The Jemez Springs Cabin Fever Festival lets the community and visitors reconnect after spending snowy, cold days indoors. (Courtesy of Jemez Springs)

The Jemez Springs Cabin Fever Festival lets the community and visitors reconnect after spending snowy, cold days indoors. (Courtesy of Jemez Springs)

ALBUQUERQUE, N.M. — Just in time to give winter another nudge toward spring, award-winning cook Monica Tolleson will bring her fiery red chile and sizzling chicharrones to the chile cookoff at the Cabin Fever Festival Saturday in Jemez Springs.

“I’m known for my homemade chile,” says lifelong Jemez Springs resident Tolleson, 43, who is also a secretary at Jemez Valley High School.
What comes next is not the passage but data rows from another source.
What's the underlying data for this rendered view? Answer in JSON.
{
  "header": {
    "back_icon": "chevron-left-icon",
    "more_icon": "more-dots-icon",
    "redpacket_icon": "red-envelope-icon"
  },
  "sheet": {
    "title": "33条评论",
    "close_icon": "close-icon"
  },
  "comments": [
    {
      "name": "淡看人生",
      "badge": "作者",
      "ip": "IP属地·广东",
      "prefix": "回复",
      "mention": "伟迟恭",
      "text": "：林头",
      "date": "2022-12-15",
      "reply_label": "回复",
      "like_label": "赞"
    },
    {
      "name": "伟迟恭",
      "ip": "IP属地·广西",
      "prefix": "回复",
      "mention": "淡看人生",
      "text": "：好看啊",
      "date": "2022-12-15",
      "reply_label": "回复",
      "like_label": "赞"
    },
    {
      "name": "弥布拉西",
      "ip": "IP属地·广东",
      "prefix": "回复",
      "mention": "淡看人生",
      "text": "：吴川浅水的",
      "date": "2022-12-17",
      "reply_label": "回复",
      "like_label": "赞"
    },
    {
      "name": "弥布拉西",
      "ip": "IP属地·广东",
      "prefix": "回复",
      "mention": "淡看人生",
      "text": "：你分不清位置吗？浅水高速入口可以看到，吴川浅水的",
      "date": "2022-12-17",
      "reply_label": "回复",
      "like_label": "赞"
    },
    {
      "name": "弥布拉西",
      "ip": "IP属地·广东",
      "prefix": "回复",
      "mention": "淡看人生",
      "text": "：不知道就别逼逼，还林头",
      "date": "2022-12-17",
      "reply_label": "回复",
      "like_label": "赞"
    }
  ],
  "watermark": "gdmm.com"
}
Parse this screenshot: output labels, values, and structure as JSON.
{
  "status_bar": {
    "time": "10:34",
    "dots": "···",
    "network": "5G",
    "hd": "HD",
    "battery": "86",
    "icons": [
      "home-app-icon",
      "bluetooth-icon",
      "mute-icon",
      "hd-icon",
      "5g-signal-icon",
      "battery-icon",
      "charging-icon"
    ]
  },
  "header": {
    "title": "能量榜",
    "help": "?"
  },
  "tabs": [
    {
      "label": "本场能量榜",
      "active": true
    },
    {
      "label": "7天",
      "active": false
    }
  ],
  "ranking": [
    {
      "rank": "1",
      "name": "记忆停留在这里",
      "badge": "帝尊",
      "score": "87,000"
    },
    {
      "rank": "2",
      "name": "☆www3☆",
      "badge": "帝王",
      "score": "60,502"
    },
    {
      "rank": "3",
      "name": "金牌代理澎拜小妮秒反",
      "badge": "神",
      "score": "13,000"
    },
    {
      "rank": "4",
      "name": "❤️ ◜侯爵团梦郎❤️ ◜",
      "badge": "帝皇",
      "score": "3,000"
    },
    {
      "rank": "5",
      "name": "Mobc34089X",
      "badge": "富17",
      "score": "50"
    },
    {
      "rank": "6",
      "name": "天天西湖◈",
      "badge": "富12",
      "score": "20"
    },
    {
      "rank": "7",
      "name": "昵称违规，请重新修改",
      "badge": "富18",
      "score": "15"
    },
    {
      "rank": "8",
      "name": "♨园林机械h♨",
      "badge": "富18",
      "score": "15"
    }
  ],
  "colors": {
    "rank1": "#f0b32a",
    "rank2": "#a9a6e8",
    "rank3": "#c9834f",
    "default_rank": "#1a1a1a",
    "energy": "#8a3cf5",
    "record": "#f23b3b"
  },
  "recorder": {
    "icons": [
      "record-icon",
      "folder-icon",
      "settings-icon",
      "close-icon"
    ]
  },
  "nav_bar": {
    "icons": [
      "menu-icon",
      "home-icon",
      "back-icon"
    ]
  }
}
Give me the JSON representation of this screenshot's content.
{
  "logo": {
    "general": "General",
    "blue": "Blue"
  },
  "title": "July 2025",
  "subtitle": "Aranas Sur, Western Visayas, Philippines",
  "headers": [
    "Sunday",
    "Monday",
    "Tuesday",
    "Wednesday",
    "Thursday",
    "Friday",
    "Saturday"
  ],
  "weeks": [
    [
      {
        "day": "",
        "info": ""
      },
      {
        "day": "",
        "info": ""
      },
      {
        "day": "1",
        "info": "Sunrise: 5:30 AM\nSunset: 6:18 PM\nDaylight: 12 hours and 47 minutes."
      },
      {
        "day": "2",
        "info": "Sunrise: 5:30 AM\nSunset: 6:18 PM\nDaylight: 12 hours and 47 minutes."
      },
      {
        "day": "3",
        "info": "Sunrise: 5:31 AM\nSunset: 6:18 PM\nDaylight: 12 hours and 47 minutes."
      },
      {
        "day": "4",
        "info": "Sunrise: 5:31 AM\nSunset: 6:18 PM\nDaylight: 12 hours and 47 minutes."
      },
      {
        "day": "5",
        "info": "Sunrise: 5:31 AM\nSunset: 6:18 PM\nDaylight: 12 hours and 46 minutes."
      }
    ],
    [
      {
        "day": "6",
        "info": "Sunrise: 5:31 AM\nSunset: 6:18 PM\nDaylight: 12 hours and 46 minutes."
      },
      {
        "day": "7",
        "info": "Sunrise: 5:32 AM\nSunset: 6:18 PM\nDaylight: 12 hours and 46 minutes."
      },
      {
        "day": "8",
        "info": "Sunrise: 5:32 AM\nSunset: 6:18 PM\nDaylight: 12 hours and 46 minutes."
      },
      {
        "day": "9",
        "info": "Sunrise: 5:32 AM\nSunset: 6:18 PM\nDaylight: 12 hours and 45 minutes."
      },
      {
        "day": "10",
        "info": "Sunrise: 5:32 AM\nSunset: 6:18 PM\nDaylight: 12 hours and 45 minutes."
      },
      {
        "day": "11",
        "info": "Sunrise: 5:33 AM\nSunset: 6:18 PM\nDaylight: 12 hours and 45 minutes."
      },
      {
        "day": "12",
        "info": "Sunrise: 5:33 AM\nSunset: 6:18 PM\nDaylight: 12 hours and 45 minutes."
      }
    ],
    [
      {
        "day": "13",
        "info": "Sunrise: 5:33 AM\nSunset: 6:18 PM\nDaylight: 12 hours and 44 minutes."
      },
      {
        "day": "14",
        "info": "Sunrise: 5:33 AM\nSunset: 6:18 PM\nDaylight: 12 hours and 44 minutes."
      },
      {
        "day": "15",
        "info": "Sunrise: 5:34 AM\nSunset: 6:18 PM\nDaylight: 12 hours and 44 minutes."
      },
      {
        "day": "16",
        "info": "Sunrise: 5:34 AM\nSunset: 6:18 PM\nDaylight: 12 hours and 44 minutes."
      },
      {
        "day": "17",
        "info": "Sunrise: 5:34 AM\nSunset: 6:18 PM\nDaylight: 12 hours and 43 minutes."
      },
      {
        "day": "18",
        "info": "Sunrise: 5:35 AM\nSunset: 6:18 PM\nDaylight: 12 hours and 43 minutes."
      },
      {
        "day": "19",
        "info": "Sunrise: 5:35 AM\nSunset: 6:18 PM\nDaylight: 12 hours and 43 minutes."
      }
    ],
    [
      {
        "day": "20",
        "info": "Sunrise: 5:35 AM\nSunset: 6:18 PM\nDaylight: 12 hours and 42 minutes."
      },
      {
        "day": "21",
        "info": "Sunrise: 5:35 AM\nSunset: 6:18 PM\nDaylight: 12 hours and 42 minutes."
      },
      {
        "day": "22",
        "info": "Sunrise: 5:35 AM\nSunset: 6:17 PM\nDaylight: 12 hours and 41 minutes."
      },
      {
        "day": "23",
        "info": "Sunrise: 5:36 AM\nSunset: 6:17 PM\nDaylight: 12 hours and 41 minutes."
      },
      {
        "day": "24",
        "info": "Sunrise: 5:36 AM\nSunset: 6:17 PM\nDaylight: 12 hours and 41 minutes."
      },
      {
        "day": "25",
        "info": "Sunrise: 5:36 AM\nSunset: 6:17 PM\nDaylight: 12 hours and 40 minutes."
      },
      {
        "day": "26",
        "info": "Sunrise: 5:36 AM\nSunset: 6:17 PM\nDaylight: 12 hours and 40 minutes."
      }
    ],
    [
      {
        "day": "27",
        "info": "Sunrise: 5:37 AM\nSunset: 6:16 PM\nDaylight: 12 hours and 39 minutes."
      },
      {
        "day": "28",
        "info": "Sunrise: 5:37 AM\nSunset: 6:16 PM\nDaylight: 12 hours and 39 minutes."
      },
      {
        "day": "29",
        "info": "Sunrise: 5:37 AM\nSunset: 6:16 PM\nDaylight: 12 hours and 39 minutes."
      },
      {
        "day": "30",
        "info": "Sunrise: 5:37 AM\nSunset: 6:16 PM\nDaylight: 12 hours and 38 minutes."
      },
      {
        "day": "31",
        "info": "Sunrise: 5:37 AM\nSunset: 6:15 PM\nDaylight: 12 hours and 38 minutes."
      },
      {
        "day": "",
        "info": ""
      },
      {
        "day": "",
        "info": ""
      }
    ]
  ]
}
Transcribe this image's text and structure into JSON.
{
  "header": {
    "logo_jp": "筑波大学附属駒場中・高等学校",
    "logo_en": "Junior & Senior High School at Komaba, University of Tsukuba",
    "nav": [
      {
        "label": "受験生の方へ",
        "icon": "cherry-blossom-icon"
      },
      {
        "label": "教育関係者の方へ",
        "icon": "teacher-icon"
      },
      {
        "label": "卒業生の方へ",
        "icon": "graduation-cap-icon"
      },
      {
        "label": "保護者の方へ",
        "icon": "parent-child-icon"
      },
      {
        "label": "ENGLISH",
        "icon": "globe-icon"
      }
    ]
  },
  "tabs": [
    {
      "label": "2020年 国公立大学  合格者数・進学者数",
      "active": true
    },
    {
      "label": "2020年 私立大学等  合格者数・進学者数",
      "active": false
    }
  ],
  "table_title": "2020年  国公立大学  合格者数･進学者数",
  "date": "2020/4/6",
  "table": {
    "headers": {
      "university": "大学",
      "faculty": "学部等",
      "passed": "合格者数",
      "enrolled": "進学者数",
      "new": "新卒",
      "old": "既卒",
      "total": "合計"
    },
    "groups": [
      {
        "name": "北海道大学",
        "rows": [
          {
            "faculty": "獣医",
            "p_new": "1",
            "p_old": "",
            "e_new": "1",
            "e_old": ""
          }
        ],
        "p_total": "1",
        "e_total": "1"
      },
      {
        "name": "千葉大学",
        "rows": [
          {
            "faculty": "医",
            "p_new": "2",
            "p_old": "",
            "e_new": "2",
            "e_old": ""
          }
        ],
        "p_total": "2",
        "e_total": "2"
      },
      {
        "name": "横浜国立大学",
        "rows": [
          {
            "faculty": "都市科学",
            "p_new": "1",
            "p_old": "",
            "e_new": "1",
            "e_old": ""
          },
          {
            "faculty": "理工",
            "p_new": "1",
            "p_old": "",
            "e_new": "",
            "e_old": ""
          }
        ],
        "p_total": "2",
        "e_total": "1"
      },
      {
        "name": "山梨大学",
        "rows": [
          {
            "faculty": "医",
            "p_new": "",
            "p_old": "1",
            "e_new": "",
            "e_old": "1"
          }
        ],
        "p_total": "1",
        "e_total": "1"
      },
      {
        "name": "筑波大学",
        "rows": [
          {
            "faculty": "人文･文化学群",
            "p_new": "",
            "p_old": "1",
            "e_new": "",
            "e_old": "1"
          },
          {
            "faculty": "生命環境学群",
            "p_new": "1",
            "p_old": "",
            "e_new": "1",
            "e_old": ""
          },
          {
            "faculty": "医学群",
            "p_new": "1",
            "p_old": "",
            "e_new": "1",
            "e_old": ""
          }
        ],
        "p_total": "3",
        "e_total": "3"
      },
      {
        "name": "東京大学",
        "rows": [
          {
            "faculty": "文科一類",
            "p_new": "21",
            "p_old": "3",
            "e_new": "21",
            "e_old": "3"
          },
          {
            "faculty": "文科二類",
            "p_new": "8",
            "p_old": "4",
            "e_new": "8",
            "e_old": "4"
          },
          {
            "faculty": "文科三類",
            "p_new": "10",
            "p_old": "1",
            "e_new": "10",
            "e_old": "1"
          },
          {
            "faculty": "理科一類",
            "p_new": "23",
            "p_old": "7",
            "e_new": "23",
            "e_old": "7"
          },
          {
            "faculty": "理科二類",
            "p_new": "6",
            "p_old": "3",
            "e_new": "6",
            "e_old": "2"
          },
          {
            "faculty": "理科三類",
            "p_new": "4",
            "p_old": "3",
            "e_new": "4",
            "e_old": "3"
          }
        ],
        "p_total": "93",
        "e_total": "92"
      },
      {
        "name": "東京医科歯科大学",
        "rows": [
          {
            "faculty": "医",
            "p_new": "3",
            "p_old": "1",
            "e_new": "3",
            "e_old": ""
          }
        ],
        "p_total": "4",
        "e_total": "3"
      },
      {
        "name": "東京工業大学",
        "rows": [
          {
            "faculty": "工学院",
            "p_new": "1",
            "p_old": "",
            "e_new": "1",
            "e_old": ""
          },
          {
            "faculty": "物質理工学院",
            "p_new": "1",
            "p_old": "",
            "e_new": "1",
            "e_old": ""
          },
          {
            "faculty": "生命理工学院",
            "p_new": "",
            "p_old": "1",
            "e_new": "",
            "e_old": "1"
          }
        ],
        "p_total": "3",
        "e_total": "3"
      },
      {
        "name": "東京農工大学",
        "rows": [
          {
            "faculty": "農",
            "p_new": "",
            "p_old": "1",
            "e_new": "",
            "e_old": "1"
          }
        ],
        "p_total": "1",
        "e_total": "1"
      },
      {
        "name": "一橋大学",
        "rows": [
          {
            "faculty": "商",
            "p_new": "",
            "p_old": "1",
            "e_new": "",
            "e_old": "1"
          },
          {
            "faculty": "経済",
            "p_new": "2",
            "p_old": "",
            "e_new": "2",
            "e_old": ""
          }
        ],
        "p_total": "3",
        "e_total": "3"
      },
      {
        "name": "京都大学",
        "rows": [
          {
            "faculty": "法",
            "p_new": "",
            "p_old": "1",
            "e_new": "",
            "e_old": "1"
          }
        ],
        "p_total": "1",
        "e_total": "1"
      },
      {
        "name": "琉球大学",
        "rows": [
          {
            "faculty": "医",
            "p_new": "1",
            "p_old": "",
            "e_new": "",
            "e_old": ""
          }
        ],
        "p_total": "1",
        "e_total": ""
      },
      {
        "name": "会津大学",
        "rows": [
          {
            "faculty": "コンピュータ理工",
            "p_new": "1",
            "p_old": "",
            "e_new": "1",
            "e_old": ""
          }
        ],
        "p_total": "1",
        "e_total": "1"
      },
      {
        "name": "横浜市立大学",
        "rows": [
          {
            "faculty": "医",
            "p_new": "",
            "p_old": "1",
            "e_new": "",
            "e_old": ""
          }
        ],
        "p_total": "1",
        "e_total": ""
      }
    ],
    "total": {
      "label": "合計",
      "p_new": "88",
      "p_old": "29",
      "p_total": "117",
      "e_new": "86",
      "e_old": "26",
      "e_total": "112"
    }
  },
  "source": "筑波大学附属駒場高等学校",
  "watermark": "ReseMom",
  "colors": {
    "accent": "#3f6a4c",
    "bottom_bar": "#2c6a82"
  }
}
She adds that she often gets tapped to make her chile for all kinds of family and community gatherings.

Although she learned to cook from her mother and grandmother, she’s added cumin and a little oregano to her recipe, offering a different red chile sauce than her mother’s recipe of the New Mexico staple.

“My son likes to give me a hard time,” she says. “He’s says mine is not as good as Grandma’s. But I like to add my own creativity. I tweak the recipe my mom gave me.”

She’s the cook to beat at the Saturday festival. In previous years, professional chefs also entered the competition, but her chile was the popular favorite, she says.

Festival goers can purchase tasting tickets for a dollar or so and then cast their vote for their favorites in red, green and vegetarian chile categories. Along with the competition, plenty of food from vendors will complement the flavors of New Mexico red and green, she says.

“It’s all authentic New Mexico chile,” she says. “I cook from scratch. I don’t use chile powder.”

Instead she prefers whole dried or lightly roasted chile pods, cleaning and stemming them before blending them with water, salt, garlic, oregano and cumin. She added cubes of cooked pork and creates a roux with the pan drippings before simmering both together for about 45 minutes.

“It’s fun and for a good cause. I think everyone is ready for spring,” Tolleson says.

Organizer Leone Wilson, who with her husband owns the Laughing Lizard Motel, says she is definitely ready for winter to end: “The end of February is a great time to get out and see your friends and neighbors and get rid of the winter blues.”

The festival, previously know as Fire and Ice, usually attracts about 400 or 500 people to the village that has perhaps 200 or 300 permanent residents, she says.

TOLLESON: Previously won chile cookoff

TOLLESON: Previously won chile cookoff

“It’s not a huge festival, but we enjoy it very, very much.”

Although Jemez Spring temperatures don’t fluctuate much from the Albuquerque foothills, because the village is in a canyon the sunlight doesn’t linger as long. “We’re at 6,000 feet. We had some good snows this year, but there’s not much left. There’s still a lot of snow on Valles Caldera and the higher elevations.”

Another organizer, Cody Lewis, says the traditional winter events, even Super Bowl, have passed, so the last Saturday of February seemed like a great day to celebrate the end of winter, with spicy chile and fun. “The lull between winter and spring makes many of us stir crazy. This family-friendly event is a great way to come alive in winter.”


3 cups roasted red chile pods

Several fresh garlic cloves

1 fresh onion

Pinch of oregano, to taste

Monica Tolleson cooks her red chile with tradition and creativity in mind.

Monica Tolleson cooks her red chile with tradition and creativity in mind.

Salt to taste

Dash of cumin, to taste

2 cups diced pork

½ cup flour


In a separate pan brown pork. Save drippings in pan for later.

Put roasted red chile pods in blender with onion, garlic, oregano, cumin and salt with water to cover. Blend well for at least five minutes.

Put pan drippings on medium heat and stir in flour, add chile from blender and about three cups of water, depending on desired thickness. Let chile and pork simmer for about 45 minutes and serve.


Serves 4

5-6 pounds fresh cubed pork belly, mostly fat, from butcher



Flour tortillas

In a cast iron skillet on the stove or an outdoor disco stove add a little water and the pork pieces, cook on medium for a couple of hours until the fat is rendered out and the crispy chicharrones are left. Scoop them out with a slotted spoon and drain on paper towels. Roll the crispy bits with red chile into a tortilla.